The owner of a Staten Island ShopRite may soon give the general counsel the opportunity he seeks, Gothamist noted. In June, attorneys for Mannix Family Market filed a complaint with the NLRB over the use of rat and cockroach balloons by the Construction & General Building Laborers Local 79. “If the case is not settled,” Gothamist continues, “it will go before an administrative judge at the NLRB who’s been advised by the general counsel’s memo that Scabby is impermissible.” The NLRB may side with management, again.
Robb’s argument might not survive a legal challenge. Precedent solidly favors Scabby’s status as an exemplar of free speech. Even so, it’s worth grasping the full implications of the NLRB’s efforts at rodent extermination. With Eugene Scalia poised to replace Alex Acosta as Secretary of Labor, the scale of the Trump administration’s hostility to workers is as apparent as ever. Scalia, a consistent proponent of deregulation, could roll back the same workplace protections that unions struggled mightily to create. At the NLRB, meanwhile, Robb’s dislike for Scabby is in character with his trajectory as general counsel. In all things, the Trump administration is committed to policies that empower management at the expense of workers.
Consider Robb’s record again: Before he was general counsel, Robb once worked as a special labor counsel for Proskauer Rose, a notoriously anti-union law firm. Proskauer Rose attorneys have, at different points in the firm’s bleak history, represented Volkswagen, Columbia University, the NFL, and the NBA in battles with existing unions or organizing drives. As general counsel for the NLRB, Robb’s decisions have predictably favored management. In May, for example, he concurred with Uber that the company’s drivers aren’t workers, but contractors — a meaningful distinction. As the New York Times explained at the time, federal labor law deprives contractors of certain organizing protections; Robb’s ruling will make it difficult, if not technically impossible, for Uber drivers to form a union.

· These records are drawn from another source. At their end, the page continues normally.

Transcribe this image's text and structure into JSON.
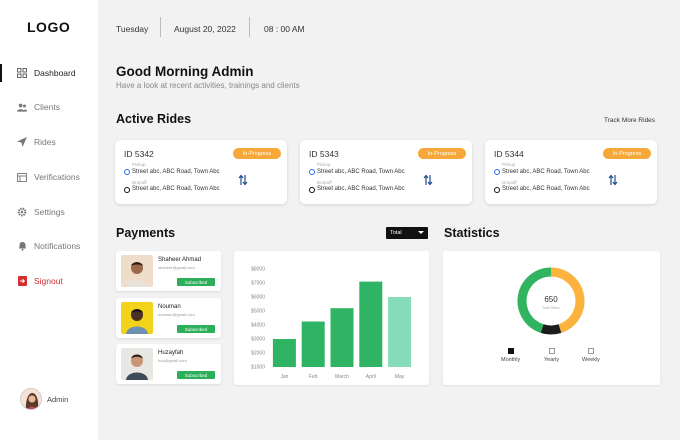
{
  "sidebar": {
    "logo": "LOGO",
    "items": [
      {
        "label": "Dashboard",
        "icon": "grid-icon"
      },
      {
        "label": "Clients",
        "icon": "users-icon"
      },
      {
        "label": "Rides",
        "icon": "send-icon"
      },
      {
        "label": "Verifications",
        "icon": "card-icon"
      },
      {
        "label": "Settings",
        "icon": "gear-icon"
      },
      {
        "label": "Notifications",
        "icon": "bell-icon"
      },
      {
        "label": "Signout",
        "icon": "signout-icon"
      }
    ],
    "user": {
      "name": "Admin"
    }
  },
  "topbar": {
    "day": "Tuesday",
    "date": "August 20, 2022",
    "time": "08 : 00 AM"
  },
  "greeting": {
    "title": "Good Morning Admin",
    "subtitle": "Have a look at recent activities, trainings and clients"
  },
  "active_rides": {
    "title": "Active Rides",
    "link": "Track More Rides",
    "rides": [
      {
        "id": "ID 5342",
        "status": "In-Progress",
        "pickup_label": "Pickup",
        "pickup": "Street abc, ABC Road, Town Abc",
        "dropoff_label": "Dropoff",
        "dropoff": "Street abc, ABC Road, Town Abc"
      },
      {
        "id": "ID 5343",
        "status": "In-Progress",
        "pickup_label": "Pickup",
        "pickup": "Street abc, ABC Road, Town Abc",
        "dropoff_label": "Dropoff",
        "dropoff": "Street abc, ABC Road, Town Abc"
      },
      {
        "id": "ID 5344",
        "status": "In-Progress",
        "pickup_label": "Pickup",
        "pickup": "Street abc, ABC Road, Town Abc",
        "dropoff_label": "Dropoff",
        "dropoff": "Street abc, ABC Road, Town Abc"
      }
    ]
  },
  "payments": {
    "title": "Payments",
    "filter": "Total",
    "people": [
      {
        "name": "Shaheer Ahmad",
        "email": "shaheer@gmail.com",
        "status": "Subscribed"
      },
      {
        "name": "Nouman",
        "email": "nouman@gmail.com",
        "status": "Subscribed"
      },
      {
        "name": "Huzayfah",
        "email": "huz@gmail.com",
        "status": "Subscribed"
      }
    ]
  },
  "chart_data": {
    "type": "bar",
    "categories": [
      "Jan",
      "Feb",
      "March",
      "April",
      "May"
    ],
    "values": [
      3000,
      4250,
      5200,
      7100,
      6000
    ],
    "colors": [
      "#2fb463",
      "#2fb463",
      "#2fb463",
      "#2fb463",
      "#86dcba"
    ],
    "ylim": [
      1000,
      8000
    ],
    "yticks": [
      "$8000",
      "$7000",
      "$6000",
      "$5000",
      "$4000",
      "$3000",
      "$2000",
      "$1000"
    ],
    "title": "",
    "xlabel": "",
    "ylabel": ""
  },
  "statistics": {
    "title": "Statistics",
    "total_value": "650",
    "total_label": "Total Rides",
    "ring": {
      "yellow_fraction": 0.45,
      "black_fraction": 0.1,
      "green_fraction": 0.45
    },
    "legend": [
      {
        "label": "Monthly",
        "color": "#111111",
        "selected": true
      },
      {
        "label": "Yearly",
        "color": "#ffffff",
        "selected": false
      },
      {
        "label": "Weekly",
        "color": "#ffffff",
        "selected": false
      }
    ]
  },
  "colors": {
    "accent_green": "#2dae5b",
    "status_orange": "#f7a83a",
    "signout_red": "#d32f2f"
  }
}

Robb’s war on Scabby defies legal precedent, but it possesses a coherent internal logic. Robb understands Scabby’s precise value to labor; he knows why a snarl usually bares the rat’s teeth. Scabby serves two functions. He tells the truth about the boss, and he asks for solidarity. Respect the picket line, join the protest, or at least take the handbills on offer; Scabby is as much a call to action as he is a union’s proof of life. His existence undermines a central doctrine of the Trump administration, which mingles a professed commitment to the betterment of the American worker with a steadfast drive to enrich the wealthy and deregulate industry. The NLRB might work for management these days, but as long as Scabby persists, labor can at least attach social consequences to exploitation. The rat doesn’t just make injustice visible. He shames it, and makes it impossible to ignore. Robb — like Trump, and Scalia — wants to silence labor’s snarl, and that’s why he’s got Scabby in his sights.